Are You Developing Leaders, or Leading Followers?

One of the key responsibilities as a leader lies in our efforts to produce leaders who will one day replace us. Failure to do so is a certain path to future destruction of our ministry. How can we do this? Create opportunities to develop gifts and interests, and challenge followers to rise to new levels of competency. 1) Delegate tasks- This is an absolute necessity. The surest route to failure  lives in the subtle whisper that says “I must do this myself.”

2) Explore interests and talents- Newsletter? Find someone who is good at graphic design, journalistic writing, or editing. Whatever opportunities are available, allow others a venue to show their abilities and grow their skills.

3) Cultivate a safe environment for failure- The greatest danger to creative thinking is the fear of failure. Make sure others know that failure is not just okay, it is a necessary part of learning and growth.

4) Learn how to encourage without compromising excellence- Not a natural encourager? Learn how to focus most on what people do right, and affirm that both before and after offering critiques and suggestions for change.

5) Accept that different does not always mean wrong- Often others will approach a problem or assignment in a much different way than I might. However, if the goal is accomplished, give others freedom to reach it their way, resisting the urge to force them into your mold.

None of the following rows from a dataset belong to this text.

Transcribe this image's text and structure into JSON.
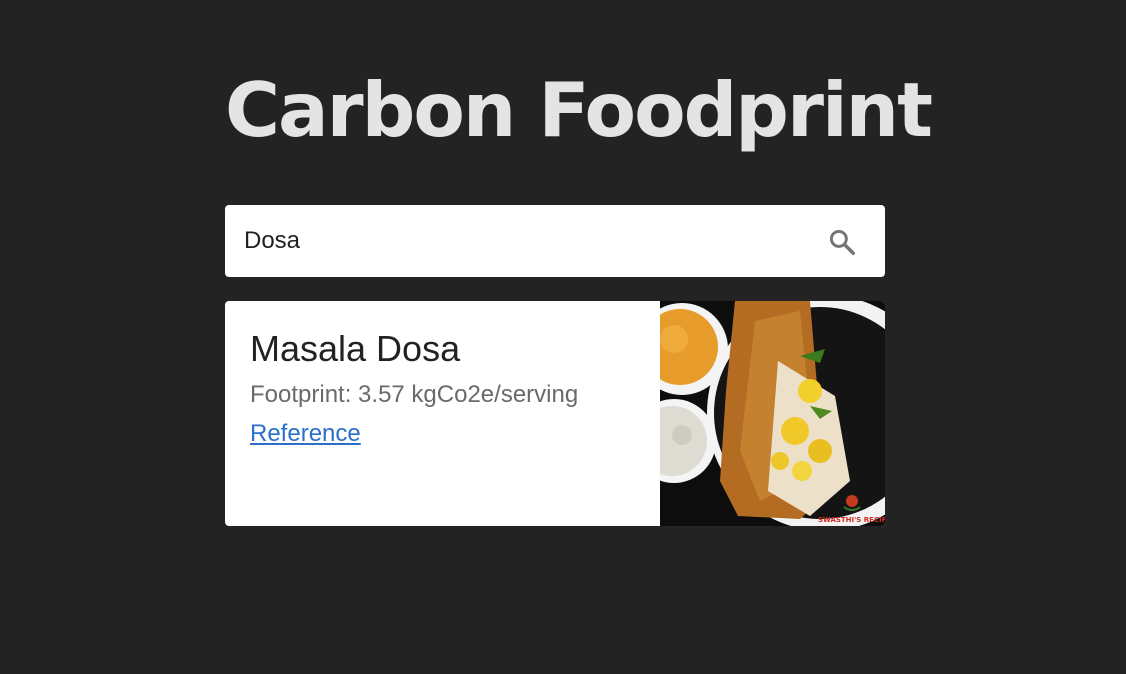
{
  "app": {
    "title": "Carbon Foodprint"
  },
  "search": {
    "value": "Dosa",
    "icon": "search-icon"
  },
  "results": [
    {
      "name": "Masala Dosa",
      "footprint_text": "Footprint: 3.57 kgCo2e/serving",
      "link_label": "Reference",
      "image_watermark": "SWASTHI'S RECIPES"
    }
  ],
  "colors": {
    "background": "#232323",
    "title": "#e4e4e4",
    "link": "#2a6fc9"
  }
}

All these suggestions require a certain amount of risk on the part of the leader. But without risk, there be no growth. A business or ministry is a living organism, always moving, changing, and shifting. Without growth, it will eventually die. A mentor of mine often said to me “I’m trusting God in you.” It was a great reminder to me and to her, that as we follow Him, He causes the growth. So what feels like risk becomes opportunity. Give your followers opportunity, and they will become leaders.

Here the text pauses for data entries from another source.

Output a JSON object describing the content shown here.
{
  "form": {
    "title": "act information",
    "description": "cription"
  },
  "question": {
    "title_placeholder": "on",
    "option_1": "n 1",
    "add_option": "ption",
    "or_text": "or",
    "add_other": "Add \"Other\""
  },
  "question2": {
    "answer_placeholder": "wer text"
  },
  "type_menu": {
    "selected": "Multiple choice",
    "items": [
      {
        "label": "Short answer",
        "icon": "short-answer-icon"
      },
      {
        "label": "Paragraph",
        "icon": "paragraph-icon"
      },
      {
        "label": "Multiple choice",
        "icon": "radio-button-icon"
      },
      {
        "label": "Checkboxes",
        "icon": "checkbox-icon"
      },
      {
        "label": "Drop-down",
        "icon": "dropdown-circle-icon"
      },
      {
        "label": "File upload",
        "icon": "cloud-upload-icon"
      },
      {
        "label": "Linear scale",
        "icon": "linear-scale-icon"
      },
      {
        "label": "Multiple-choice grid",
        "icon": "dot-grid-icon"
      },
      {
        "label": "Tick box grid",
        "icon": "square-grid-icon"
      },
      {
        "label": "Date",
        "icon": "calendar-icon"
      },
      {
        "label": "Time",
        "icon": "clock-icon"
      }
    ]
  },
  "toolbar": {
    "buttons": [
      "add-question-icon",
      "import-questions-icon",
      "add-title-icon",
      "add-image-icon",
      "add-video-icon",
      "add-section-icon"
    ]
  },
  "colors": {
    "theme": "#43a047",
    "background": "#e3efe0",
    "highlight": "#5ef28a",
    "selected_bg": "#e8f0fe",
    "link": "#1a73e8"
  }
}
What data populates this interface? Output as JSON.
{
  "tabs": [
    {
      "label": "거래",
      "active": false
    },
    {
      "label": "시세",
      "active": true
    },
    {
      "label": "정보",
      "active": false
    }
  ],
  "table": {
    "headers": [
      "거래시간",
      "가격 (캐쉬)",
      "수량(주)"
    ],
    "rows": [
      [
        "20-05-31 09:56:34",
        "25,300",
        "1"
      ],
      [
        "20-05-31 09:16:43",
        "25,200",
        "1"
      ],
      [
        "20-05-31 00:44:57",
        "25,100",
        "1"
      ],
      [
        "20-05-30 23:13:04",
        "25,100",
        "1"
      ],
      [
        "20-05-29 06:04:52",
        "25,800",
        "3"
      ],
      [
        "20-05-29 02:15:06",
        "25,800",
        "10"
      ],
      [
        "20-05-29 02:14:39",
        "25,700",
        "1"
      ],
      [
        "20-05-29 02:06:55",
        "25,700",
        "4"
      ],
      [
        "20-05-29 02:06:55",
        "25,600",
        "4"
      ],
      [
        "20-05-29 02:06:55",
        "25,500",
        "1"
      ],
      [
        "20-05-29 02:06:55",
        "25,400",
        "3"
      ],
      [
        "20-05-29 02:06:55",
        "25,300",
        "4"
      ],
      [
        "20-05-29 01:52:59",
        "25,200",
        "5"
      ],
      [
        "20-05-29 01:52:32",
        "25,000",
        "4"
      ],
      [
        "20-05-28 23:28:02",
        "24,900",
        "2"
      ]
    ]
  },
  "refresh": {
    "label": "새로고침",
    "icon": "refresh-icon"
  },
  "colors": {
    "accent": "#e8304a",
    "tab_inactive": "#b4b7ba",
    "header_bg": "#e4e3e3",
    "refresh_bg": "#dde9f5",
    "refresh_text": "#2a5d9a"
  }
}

By guest blogger Jennifer Callaway, currently a student at Dallas Theological Seminary, obtaining her Master’s Degree in Media Communications.